On Monday, June 2nd, the EPA released a set of proposed regulations that would decrease CO2 emissions levels by 30% from 2005 levels. There has been a lot of buzz surrounding the proposal this week, representing a broad spectrum of opinions. While reducing carbon pollution in the air is undeniably a good thing, by just how much will our emissions as a nation be reduced? What will become of our current access to cheap, abundant electricity? Will it be enough to avoid adverse effects from climate change? These are all important questions that can be difficult to discern from news headlines and opinion articles. Hopefully, this post will help to contextualize the rules, explain what they mean, and how they will affect our economy and global climate in the coming years.
The EPA has proposed a rate-based (lbs CO2 per MwH produced) cap on carbon emissions from existing power plants across the U.S. You can think of a rate-based limit as the gas mileage on a car – if your vehicle doesn’t drive a certain number of miles per gallon of fuel used, then it will not meet its emissions standards.

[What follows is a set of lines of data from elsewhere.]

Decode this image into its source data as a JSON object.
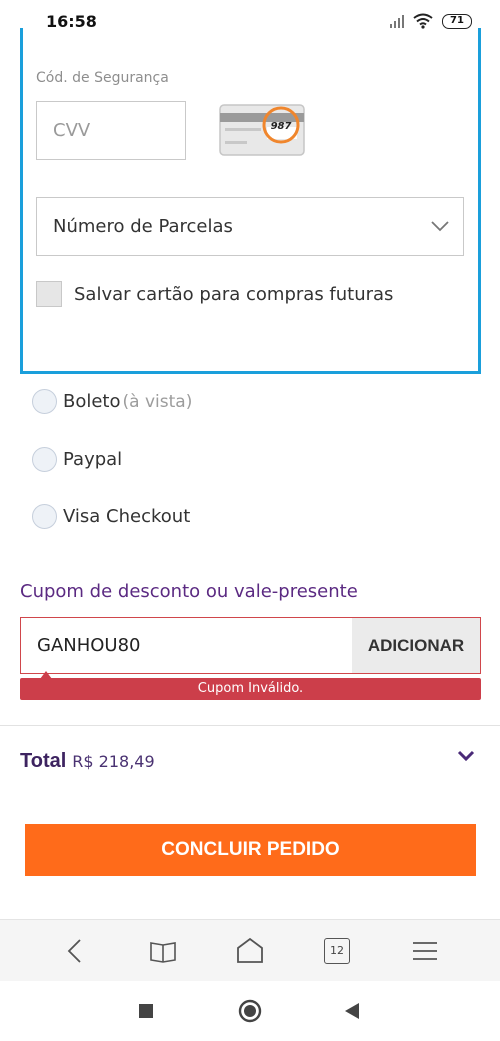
{
  "status_bar": {
    "time": "16:58",
    "battery": "71",
    "icons": [
      "signal-icon",
      "wifi-icon",
      "battery-icon"
    ]
  },
  "card_form": {
    "cvv_label": "Cód. de Segurança",
    "cvv_placeholder": "CVV",
    "card_sample_code": "987",
    "installments_placeholder": "Número de Parcelas",
    "save_card_label": "Salvar cartão para compras futuras",
    "accent_color": "#1a9fdb"
  },
  "payment_options": [
    {
      "name": "Boleto",
      "note": "(à vista)"
    },
    {
      "name": "Paypal",
      "note": ""
    },
    {
      "name": "Visa Checkout",
      "note": ""
    }
  ],
  "coupon": {
    "title": "Cupom de desconto ou vale-presente",
    "value": "GANHOU80",
    "button_label": "ADICIONAR",
    "error_message": "Cupom Inválido.",
    "error_color": "#cc3e4a"
  },
  "summary": {
    "total_label": "Total",
    "total_value": "R$ 218,49",
    "brand_color": "#5b2a82"
  },
  "checkout": {
    "button_label": "CONCLUIR PEDIDO",
    "button_color": "#ff6b1a"
  },
  "browser_nav": {
    "tab_count": "12",
    "icons": [
      "back-icon",
      "bookmarks-icon",
      "home-icon",
      "tabs-icon",
      "menu-icon"
    ]
  },
  "android_nav": {
    "icons": [
      "recents-icon",
      "home-circle-icon",
      "back-triangle-icon"
    ]
  }
}
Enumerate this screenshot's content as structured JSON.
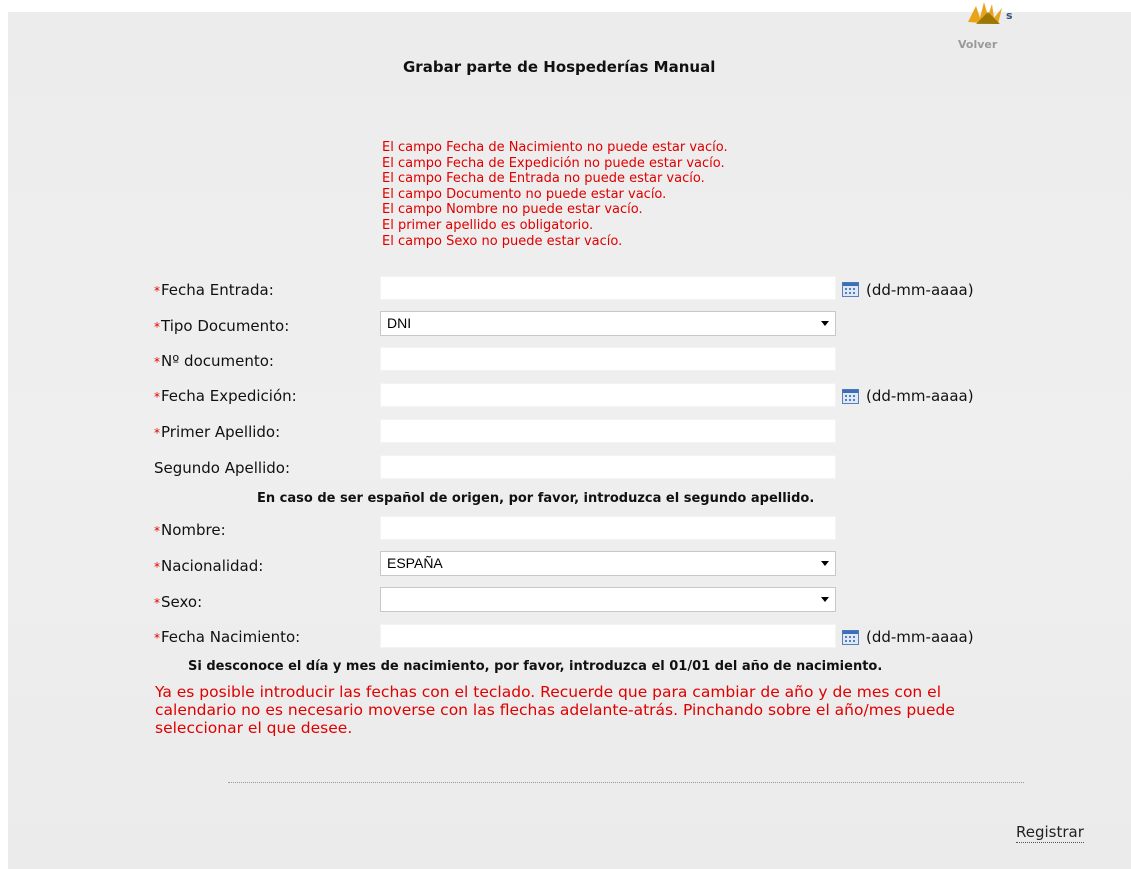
{
  "header": {
    "title": "Grabar parte de Hospederías Manual",
    "back_label": "Volver"
  },
  "errors": [
    "El campo Fecha de Nacimiento no puede estar vacío.",
    "El campo Fecha de Expedición no puede estar vacío.",
    "El campo Fecha de Entrada no puede estar vacío.",
    "El campo Documento no puede estar vacío.",
    "El campo Nombre no puede estar vacío.",
    "El primer apellido es obligatorio.",
    "El campo Sexo no puede estar vacío."
  ],
  "form": {
    "required_mark": "*",
    "date_format": "(dd-mm-aaaa)",
    "fecha_entrada": {
      "label": "Fecha Entrada:",
      "value": ""
    },
    "tipo_documento": {
      "label": "Tipo Documento:",
      "selected": "DNI"
    },
    "numero_documento": {
      "label": "Nº documento:",
      "value": ""
    },
    "fecha_expedicion": {
      "label": "Fecha Expedición:",
      "value": ""
    },
    "primer_apellido": {
      "label": "Primer Apellido:",
      "value": ""
    },
    "segundo_apellido": {
      "label": "Segundo Apellido:",
      "value": ""
    },
    "segundo_apellido_note": "En caso de ser español de origen, por favor, introduzca el segundo apellido.",
    "nombre": {
      "label": "Nombre:",
      "value": ""
    },
    "nacionalidad": {
      "label": "Nacionalidad:",
      "selected": "ESPAÑA"
    },
    "sexo": {
      "label": "Sexo:",
      "selected": ""
    },
    "fecha_nacimiento": {
      "label": "Fecha Nacimiento:",
      "value": ""
    },
    "fecha_nacimiento_note": "Si desconoce el día y mes de nacimiento, por favor, introduzca el 01/01 del año de nacimiento."
  },
  "info_text": "Ya es posible introducir las fechas con el teclado. Recuerde que para cambiar de año y de mes con el calendario no es necesario moverse con las flechas adelante-atrás. Pinchando sobre el año/mes puede seleccionar el que desee.",
  "actions": {
    "register_label": "Registrar"
  },
  "colors": {
    "error": "#e00000",
    "background": "#ededed"
  },
  "icons": [
    "logo-icon",
    "calendar-icon",
    "chevron-down-icon"
  ]
}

The purpose of a rate-based limit as opposed to an absolute limit is to allow states flexibility in meeting their target. In states where coal power is more heavily-used, for example, emissions targets can still be met by offsetting the CO2 produced by older, dirtier power plants with the use of renewable energy sources like solar and wind, or by creating an emissions trading scheme to ensure that the net amount of emissions for the state are below the permissible amount. As long as your state is able to reduce its carbon emissions by 30% of 2005 levels by 2030, it doesn’t necessarily matter how you do it. Giving states flexibility, however, does not mean the end of dirty coal as we know it. As long as coal states are able to offset their emissions through other means, they can continue to put peoples’ health at risk by producing soot and coal ash along with their electricity.
How will they affect the economy?
Cries from conservative organizations over the proposed rules claim that ratepayers will bear the majority of the burden of meeting the regulations, that the entire economies of coal-dependent states like West Virginia or Wyoming will crumble, and that hundreds of thousands of American jobs will be lost to overseas competition. There are a few good reasons why these things likely won’t happen. First, the projected increase in average electric bills doesn’t amount to more than a few extra dollars a month. More importantly, however, are the employment opportunities this proposal creates. Retrofitting old power plants and installing clean energy technology, essentially “rewiring” the country to run on clean power, will create many more jobs than continuing to use dirty sources of energy will preserve. Finally, burning coal costs the US hundreds of billions of dollars per year in costs from health impacts, missed work days due to health incidents, and environmental damage (and its impacts on the economy). Switching to clean sources of energy will reduce these costs dramatically.
How will they affect the climate?
Here is where the EPA still has room for improvement. Although a 30% reduction sounds like a lot, it’s important to note that since 2005, we have already cut our CO2 emissions by about 15%. That’s already halfway towards meeting our goal. By leaving ourselves 16 years to achieve this level, we leave an awful lot of time to continue burning fossil fuels as we do today. Additionally, growing economies like China and India currently have no such plan to reduce their emissions, and they are in no position to slow down their growth rates any time soon. China has indicated it is more open to reducing carbon emissions since the release of the EPA’s rules, but developing countries would be more likely to adopt rigorous targets if the U.S. acts as a strong leader. While the proposed rules are a meaningful step in the right direction, the EPA could undoubtedly implement stronger guidelines to reducing CO2 emissions from the nation’s electric power sector. It is our hope that we as a nation and a global community can continue to strive towards the common goal of cutting greenhouse gases from our energy diet – if not for our own sake, then for the generations that follow.